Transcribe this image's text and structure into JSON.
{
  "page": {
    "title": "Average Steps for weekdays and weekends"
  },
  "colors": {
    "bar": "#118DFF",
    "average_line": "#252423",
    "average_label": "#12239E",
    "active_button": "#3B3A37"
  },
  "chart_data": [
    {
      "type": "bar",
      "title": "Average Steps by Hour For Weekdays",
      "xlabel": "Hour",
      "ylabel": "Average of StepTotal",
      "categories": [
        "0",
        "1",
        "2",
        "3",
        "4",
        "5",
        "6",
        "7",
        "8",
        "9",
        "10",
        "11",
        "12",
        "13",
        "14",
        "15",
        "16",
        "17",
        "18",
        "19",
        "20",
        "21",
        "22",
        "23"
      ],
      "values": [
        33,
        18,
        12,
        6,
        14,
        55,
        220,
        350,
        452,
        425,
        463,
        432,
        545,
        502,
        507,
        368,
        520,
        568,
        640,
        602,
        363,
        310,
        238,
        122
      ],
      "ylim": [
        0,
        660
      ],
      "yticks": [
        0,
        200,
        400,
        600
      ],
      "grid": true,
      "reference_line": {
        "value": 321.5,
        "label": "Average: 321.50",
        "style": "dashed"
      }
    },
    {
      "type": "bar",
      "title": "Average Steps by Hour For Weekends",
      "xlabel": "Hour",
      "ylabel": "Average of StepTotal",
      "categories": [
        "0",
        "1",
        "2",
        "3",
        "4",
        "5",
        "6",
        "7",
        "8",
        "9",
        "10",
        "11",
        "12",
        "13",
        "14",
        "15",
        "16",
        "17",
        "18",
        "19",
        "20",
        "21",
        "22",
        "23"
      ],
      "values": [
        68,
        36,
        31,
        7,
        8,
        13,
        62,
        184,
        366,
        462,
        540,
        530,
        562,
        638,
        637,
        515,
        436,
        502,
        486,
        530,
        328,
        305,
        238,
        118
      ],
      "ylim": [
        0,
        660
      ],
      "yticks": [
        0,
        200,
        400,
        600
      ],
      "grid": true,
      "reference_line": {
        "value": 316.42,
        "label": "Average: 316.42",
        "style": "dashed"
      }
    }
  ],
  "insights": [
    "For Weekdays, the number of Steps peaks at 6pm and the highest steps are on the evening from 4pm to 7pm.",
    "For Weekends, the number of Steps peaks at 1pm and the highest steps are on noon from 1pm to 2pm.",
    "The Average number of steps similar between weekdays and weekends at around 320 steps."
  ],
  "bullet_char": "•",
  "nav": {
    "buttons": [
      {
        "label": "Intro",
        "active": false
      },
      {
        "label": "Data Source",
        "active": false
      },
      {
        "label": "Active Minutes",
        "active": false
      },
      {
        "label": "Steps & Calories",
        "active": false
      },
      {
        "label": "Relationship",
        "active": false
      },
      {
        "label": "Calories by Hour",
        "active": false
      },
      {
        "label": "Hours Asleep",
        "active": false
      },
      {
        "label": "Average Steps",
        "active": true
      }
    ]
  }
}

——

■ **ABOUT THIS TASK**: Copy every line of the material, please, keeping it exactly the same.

■ **TASK RESULT**:
Transcribe this image's text and structure into JSON.
{
  "page": {
    "title": "Average Steps for weekdays and weekends"
  },
  "colors": {
    "bar": "#118DFF",
    "average_line": "#252423",
    "average_label": "#12239E",
    "active_button": "#3B3A37"
  },
  "chart_data": [
    {
      "type": "bar",
      "title": "Average Steps by Hour For Weekdays",
      "xlabel": "Hour",
      "ylabel": "Average of StepTotal",
      "categories": [
        "0",
        "1",
        "2",
        "3",
        "4",
        "5",
        "6",
        "7",
        "8",
        "9",
        "10",
        "11",
        "12",
        "13",
        "14",
        "15",
        "16",
        "17",
        "18",
        "19",
        "20",
        "21",
        "22",
        "23"
      ],
      "values": [
        33,
        18,
        12,
        6,
        14,
        55,
        220,
        350,
        452,
        425,
        463,
        432,
        545,
        502,
        507,
        368,
        520,
        568,
        640,
        602,
        363,
        310,
        238,
        122
      ],
      "ylim": [
        0,
        660
      ],
      "yticks": [
        0,
        200,
        400,
        600
      ],
      "grid": true,
      "reference_line": {
        "value": 321.5,
        "label": "Average: 321.50",
        "style": "dashed"
      }
    },
    {
      "type": "bar",
      "title": "Average Steps by Hour For Weekends",
      "xlabel": "Hour",
      "ylabel": "Average of StepTotal",
      "categories": [
        "0",
        "1",
        "2",
        "3",
        "4",
        "5",
        "6",
        "7",
        "8",
        "9",
        "10",
        "11",
        "12",
        "13",
        "14",
        "15",
        "16",
        "17",
        "18",
        "19",
        "20",
        "21",
        "22",
        "23"
      ],
      "values": [
        68,
        36,
        31,
        7,
        8,
        13,
        62,
        184,
        366,
        462,
        540,
        530,
        562,
        638,
        637,
        515,
        436,
        502,
        486,
        530,
        328,
        305,
        238,
        118
      ],
      "ylim": [
        0,
        660
      ],
      "yticks": [
        0,
        200,
        400,
        600
      ],
      "grid": true,
      "reference_line": {
        "value": 316.42,
        "label": "Average: 316.42",
        "style": "dashed"
      }
    }
  ],
  "insights": [
    "For Weekdays, the number of Steps peaks at 6pm and the highest steps are on the evening from 4pm to 7pm.",
    "For Weekends, the number of Steps peaks at 1pm and the highest steps are on noon from 1pm to 2pm.",
    "The Average number of steps similar between weekdays and weekends at around 320 steps."
  ],
  "bullet_char": "•",
  "nav": {
    "buttons": [
      {
        "label": "Intro",
        "active": false
      },
      {
        "label": "Data Source",
        "active": false
      },
      {
        "label": "Active Minutes",
        "active": false
      },
      {
        "label": "Steps & Calories",
        "active": false
      },
      {
        "label": "Relationship",
        "active": false
      },
      {
        "label": "Calories by Hour",
        "active": false
      },
      {
        "label": "Hours Asleep",
        "active": false
      },
      {
        "label": "Average Steps",
        "active": true
      }
    ]
  }
}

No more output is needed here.